Reproductive and LGBT rights and recent movements for racial justice such as Black Lives Matter are key examples of such changes. Often this is framed as a struggle against an imagined “secular humanism,” the driving, diabolic ideology of a secular world that has forgotten the devil exists, and which thus acts on his behalf.

Despite common perceptions of them as inherently evil, the place of demons in modern society is often ambiguous. In line with their depictions in non-Christian contexts such as Muslim and ancient Greek traditions, demons exceed simple representations of evil, becoming symbolic of concepts such as freedom, willfulness, rebellion, passion, and moral grey areas. This ambiguity becomes especially stark when placed against differences in cultural contexts and historical eras. — The Conversation via Reuters Connect

Zohar Hadromi Allouche is an Assistant Professor in Classical Islamic Religious Thought and Dialogue at Trinity College Dublin. S. Jonathon O’Donnell is a visiting scholar, postdoctoral fellow in American Studies, in Queen’s University Belfast. Allouche received funding from the Trinity Long Room Hub Research Incentive Scheme, Trinity Research in Social Sciences, and Trinity Art and Social Sciences Benefactions Fund for the funding of Demons: Good and Bad conference (2022).

Your information is secure and your privacy is protected. By opting in you agree to receive emails from us. Remember that you can opt-out any time, we hate spam too!



REUTERS WASHINGTON — Chinese leader Xi Jinping is unwilling to accept Western vaccines despite the challenges China is facing with COVID-19, and while recent...

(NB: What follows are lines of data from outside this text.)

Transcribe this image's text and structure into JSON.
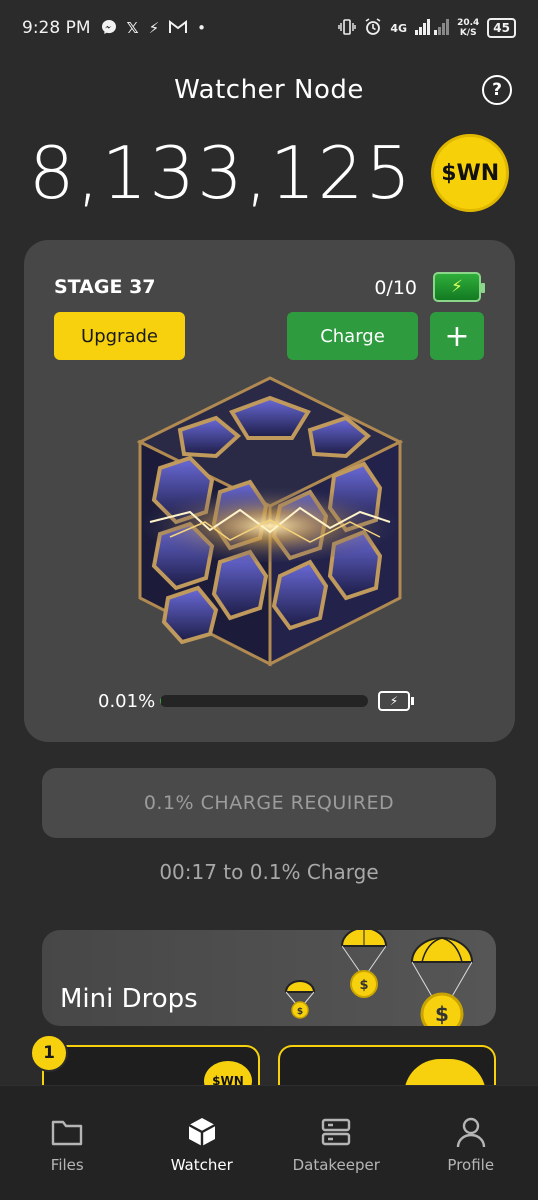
{
  "status_bar": {
    "time": "9:28 PM",
    "network": "4G",
    "speed_value": "20.4",
    "speed_unit": "K/S",
    "battery": "45"
  },
  "header": {
    "title": "Watcher Node"
  },
  "balance": {
    "amount": "8,133,125",
    "token_label": "$WN"
  },
  "stage_card": {
    "stage_label": "STAGE 37",
    "charges": "0/10",
    "upgrade_label": "Upgrade",
    "charge_label": "Charge",
    "plus_label": "+",
    "progress_text": "0.01%",
    "progress_fraction": 0.0001
  },
  "charge_required": {
    "label": "0.1% CHARGE REQUIRED"
  },
  "countdown": {
    "text": "00:17 to 0.1% Charge"
  },
  "mini_drops": {
    "label": "Mini Drops"
  },
  "tiles": {
    "badge": "1",
    "token_label": "$WN"
  },
  "nav": {
    "items": [
      {
        "label": "Files",
        "icon": "folder-icon",
        "active": false
      },
      {
        "label": "Watcher",
        "icon": "cube-icon",
        "active": true
      },
      {
        "label": "Datakeeper",
        "icon": "server-icon",
        "active": false
      },
      {
        "label": "Profile",
        "icon": "user-icon",
        "active": false
      }
    ]
  },
  "colors": {
    "background": "#2b2b2b",
    "card": "#474747",
    "accent_yellow": "#f7d10d",
    "accent_green": "#2e9b3f"
  }
}
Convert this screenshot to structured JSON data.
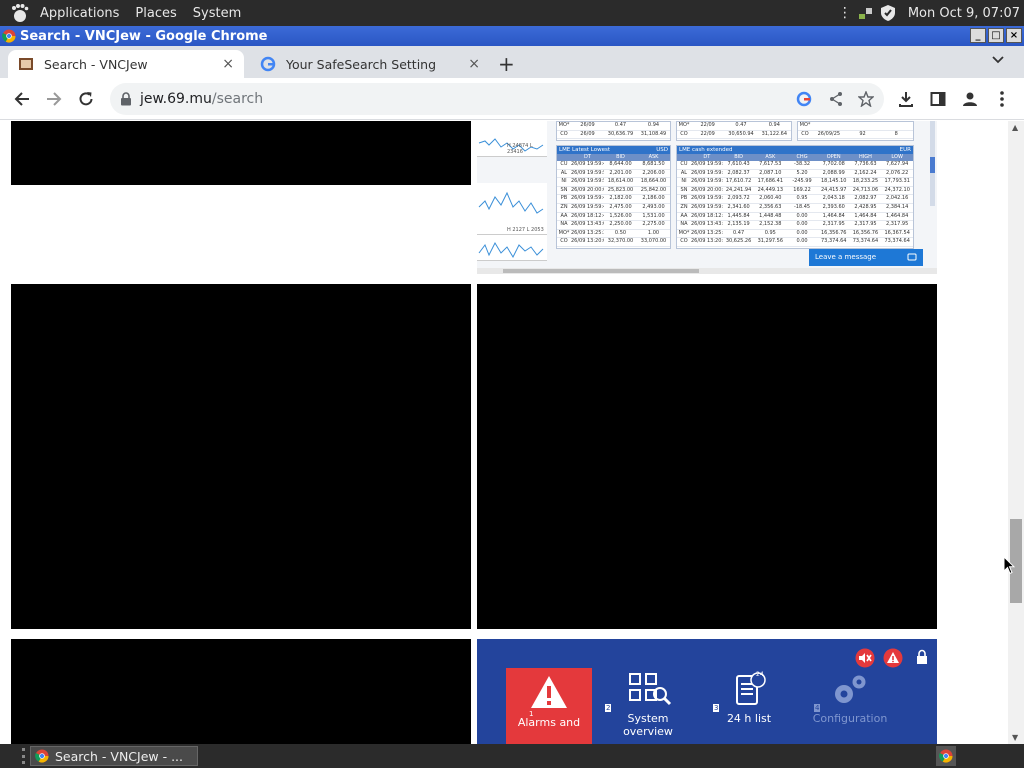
{
  "panel": {
    "menus": [
      "Applications",
      "Places",
      "System"
    ],
    "clock": "Mon Oct  9, 07:07"
  },
  "window": {
    "title": "Search - VNCJew - Google Chrome",
    "controls": [
      "_",
      "□",
      "×"
    ]
  },
  "tabs": [
    {
      "label": "Search - VNCJew",
      "close": "×",
      "active": true
    },
    {
      "label": "Your SafeSearch Setting",
      "close": "×",
      "active": false
    }
  ],
  "new_tab": "+",
  "address": {
    "host": "jew.69.mu",
    "path": "/search"
  },
  "lme": {
    "top_partial_rows": [
      [
        "MO*",
        "26/09",
        "0.47",
        "0.94"
      ],
      [
        "CO",
        "26/09",
        "30,636.79",
        "31,108.49"
      ]
    ],
    "top_partial_rows_b": [
      [
        "MO*",
        "22/09",
        "0.47",
        "0.94"
      ],
      [
        "CO",
        "22/09",
        "30,650.94",
        "31,122.64"
      ]
    ],
    "top_partial_rows_c": [
      [
        "MO*",
        "",
        ""
      ],
      [
        "CO",
        "26/09/25",
        "92",
        "8"
      ]
    ],
    "spark_labels": [
      "H 24874 L 23416",
      "H 2127 L 2053"
    ],
    "lowest": {
      "title": "LME Latest Lowest",
      "unit": "USD",
      "columns": [
        "",
        "DT",
        "BID",
        "ASK"
      ],
      "rows": [
        [
          "CU",
          "26/09 19:59:48",
          "8,644.00",
          "8,681.50"
        ],
        [
          "AL",
          "26/09 19:59:56",
          "2,201.00",
          "2,206.00"
        ],
        [
          "NI",
          "26/09 19:59:59",
          "18,614.00",
          "18,664.00"
        ],
        [
          "SN",
          "26/09 20:00:00",
          "25,823.00",
          "25,842.00"
        ],
        [
          "PB",
          "26/09 19:59:45",
          "2,182.00",
          "2,186.00"
        ],
        [
          "ZN",
          "26/09 19:59:41",
          "2,475.00",
          "2,493.00"
        ],
        [
          "AA",
          "26/09 18:12:41",
          "1,526.00",
          "1,531.00"
        ],
        [
          "NA",
          "26/09 13:43:07",
          "2,250.00",
          "2,275.00"
        ],
        [
          "MO*",
          "26/09 13:25:36",
          "0.50",
          "1.00"
        ],
        [
          "CO",
          "26/09 13:20:01",
          "32,370.00",
          "33,070.00"
        ]
      ]
    },
    "extended": {
      "title": "LME cash extended",
      "unit": "EUR",
      "columns": [
        "",
        "DT",
        "BID",
        "ASK",
        "CHG",
        "OPEN",
        "HIGH",
        "LOW"
      ],
      "rows": [
        [
          "CU",
          "26/09 19:59:48",
          "7,610.43",
          "7,617.53",
          "-38.32",
          "7,702.08",
          "7,736.63",
          "7,627.94"
        ],
        [
          "AL",
          "26/09 19:59:56",
          "2,082.37",
          "2,087.10",
          "5.20",
          "2,088.99",
          "2,162.24",
          "2,076.22"
        ],
        [
          "NI",
          "26/09 19:59:59",
          "17,610.72",
          "17,686.41",
          "-245.99",
          "18,145.10",
          "18,233.25",
          "17,793.31"
        ],
        [
          "SN",
          "26/09 20:00:00",
          "24,241.94",
          "24,449.13",
          "169.22",
          "24,415.97",
          "24,713.06",
          "24,372.10"
        ],
        [
          "PB",
          "26/09 19:59:45",
          "2,093.72",
          "2,060.40",
          "0.95",
          "2,043.18",
          "2,082.97",
          "2,042.16"
        ],
        [
          "ZN",
          "26/09 19:59:41",
          "2,341.60",
          "2,356.63",
          "-18.45",
          "2,393.60",
          "2,428.95",
          "2,384.14"
        ],
        [
          "AA",
          "26/09 18:12:41",
          "1,445.84",
          "1,448.48",
          "0.00",
          "1,464.84",
          "1,464.84",
          "1,464.84"
        ],
        [
          "NA",
          "26/09 13:43:07",
          "2,135.19",
          "2,152.38",
          "0.00",
          "2,317.95",
          "2,317.95",
          "2,317.95"
        ],
        [
          "MO*",
          "26/09 13:25:36",
          "0.47",
          "0.95",
          "0.00",
          "16,356.76",
          "16,356.76",
          "16,367.54"
        ],
        [
          "CO",
          "26/09 13:20:01",
          "30,625.26",
          "31,297.56",
          "0.00",
          "73,374.64",
          "73,374.64",
          "73,374.64"
        ]
      ]
    },
    "leave_message": "Leave a message"
  },
  "scada": {
    "tiles": [
      {
        "label": "Alarms and"
      },
      {
        "label": "System overview"
      },
      {
        "label": "24 h list"
      },
      {
        "label": "Configuration"
      }
    ],
    "tile_numbers": [
      "1",
      "2",
      "3",
      "4"
    ],
    "twentyfour": "24"
  },
  "taskbar": {
    "item_label": "Search - VNCJew - ..."
  },
  "colors": {
    "panel": "#2b2b2b",
    "titlebar": "#3c6bd8",
    "scada_bg": "#23449c",
    "alarm_red": "#e4393c"
  }
}
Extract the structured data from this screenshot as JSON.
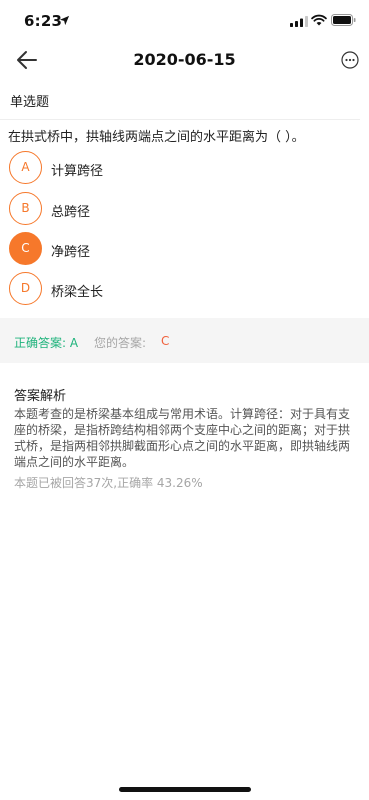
{
  "status_bar": {
    "time": "6:23",
    "icons": [
      "location-arrow-icon",
      "signal-bars-icon",
      "wifi-icon",
      "battery-icon"
    ]
  },
  "nav": {
    "title": "2020-06-15",
    "back_icon": "arrow-left-icon",
    "more_icon": "more-circle-icon"
  },
  "question": {
    "type": "单选题",
    "text": "在拱式桥中，拱轴线两端点之间的水平距离为（    ）。",
    "options": [
      {
        "letter": "A",
        "label": "计算跨径",
        "selected": false
      },
      {
        "letter": "B",
        "label": "总跨径",
        "selected": false
      },
      {
        "letter": "C",
        "label": "净跨径",
        "selected": true
      },
      {
        "letter": "D",
        "label": "桥梁全长",
        "selected": false
      }
    ]
  },
  "answer": {
    "correct_text": "正确答案: A",
    "yours_label": "您的答案:",
    "yours_value": "C"
  },
  "analysis": {
    "title": "答案解析",
    "text": "本题考查的是桥梁基本组成与常用术语。计算跨径：对于具有支座的桥梁，是指桥跨结构相邻两个支座中心之间的距离；对于拱式桥，是指两相邻拱脚截面形心点之间的水平距离，即拱轴线两端点之间的水平距离。",
    "stats": "本题已被回答37次,正确率 43.26%"
  },
  "colors": {
    "accent": "#f6782b",
    "correct": "#1fb37c",
    "wrong": "#f0613c",
    "muted": "#a6a6a6",
    "answer_bar_bg": "#f5f5f5"
  }
}
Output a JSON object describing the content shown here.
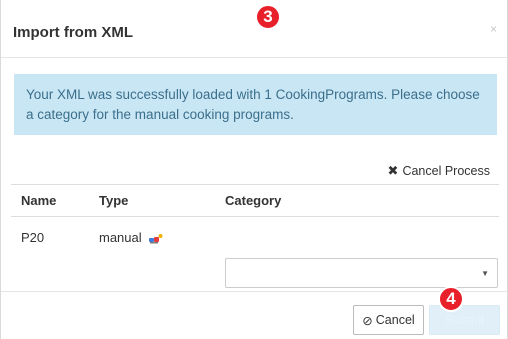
{
  "dialog": {
    "title": "Import from XML",
    "close_glyph": "×",
    "badges": {
      "top": "3",
      "bottom": "4"
    },
    "badge_color": "#e8202a"
  },
  "alert": {
    "message": "Your XML was successfully loaded with 1 CookingPrograms. Please choose a category for the manual cooking programs.",
    "background": "#c9e6f4"
  },
  "actions": {
    "cancel_process_label": "Cancel Process"
  },
  "table": {
    "headers": {
      "name": "Name",
      "type": "Type",
      "category": "Category"
    },
    "rows": [
      {
        "name": "P20",
        "type": "manual",
        "type_icon": "manual-program-icon",
        "category": ""
      }
    ]
  },
  "footer": {
    "cancel_label": "Cancel",
    "submit_label": "Submit"
  }
}
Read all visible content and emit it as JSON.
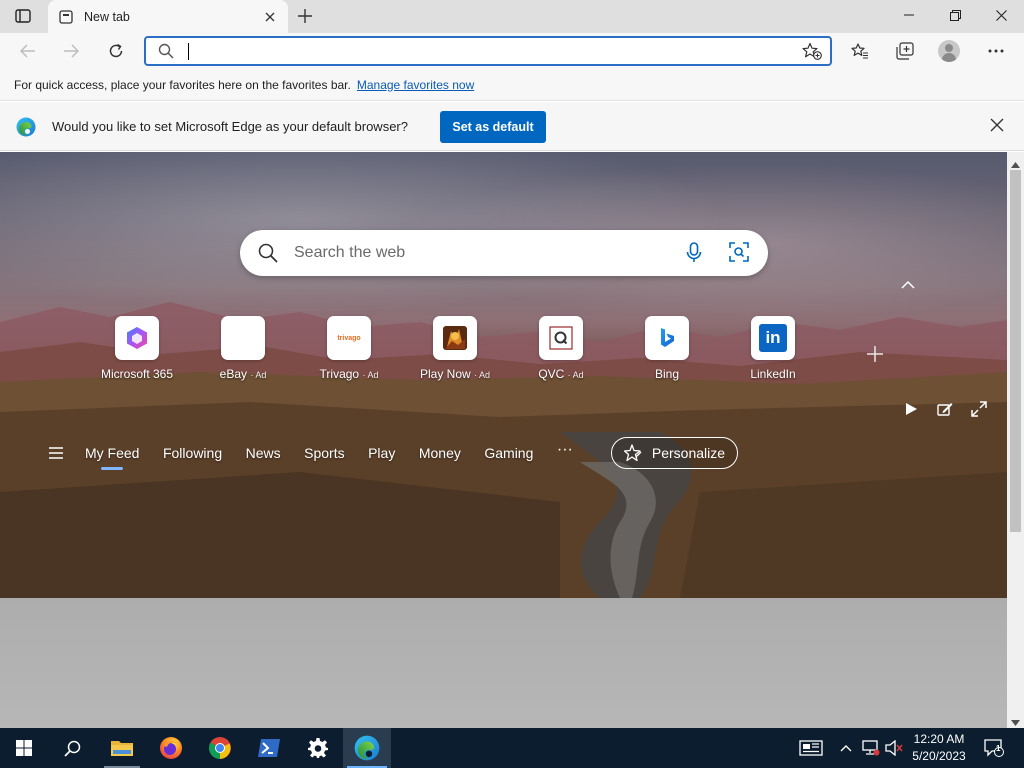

RUSSIAN PRESIDENT VLADIMIR PUTIN — KREMLIN.RU-COMMONS.WIKIMEDIA.ORG KYIV — Russian President Vladimir Putin is not sincere about peace talks with Ukraine while he is taking...


THE VATICAN Christmas tree is seen lit during a ceremony in St. Peter’s Square at the Vatican, Dec. 11, 2020. — REUTERS ROME —...


The Hauptbahnhof, Berlin’s main train station is pictured in Berlin, Germany, Jan. 21, 2016. — REUTERS BERLIN — For 25 years, Theo Jost served...


LONDON — Britain’s National Crime Agency (NCA) said on Saturday it had arrested a “wealthy Russian businessman” on suspicion of money laundering and other...


MARKUS SPISKE-UNSPLASH I am pleased to share with readers the political section of our latest quarterly outlook report for Globalsource Partners (, a subscriber-based...

You May Also Like


BW FILE PHOTO GROSS BORROWINGS by the National Government reached P2.6 trillion as of end-September as it continued to raise funds to respond to...


REUTERS By Luz Wendy T. Noble, Reporter The country’s foreign exchange buffers slightly increased as of end-October as the value of the central bank’s...


KARASOLAR.COM TENA, Ecuador — Ecuador’s rainforest Achuar people say their ancestors long dreamed of a “fire canoe” or “electric fish” that would let them...


COVID-19 has had a significant impact on the mental health of Filipinos across different groups all over the archipelago. From frontline workers, parents balancing...

Disclaimer: Respect, its managers, its employees, and assigns (collectively "The Company") do not make any guarantee or warranty about what is advertised above. Information provided by this website is for research purposes only and should not be considered as personalized financial advice. The Company is not affiliated with, nor does it receive compensation from, any specific security. The Company is not registered or licensed by any governing body in any jurisdiction to give investing advice or provide investment recommendation. Any investments recommended here should be taken into consideration only after consulting with your investment advisor and after reviewing the prospectus or financial statements of the company.

Copyright © 2022 Respect Investment. All Rights Reserved.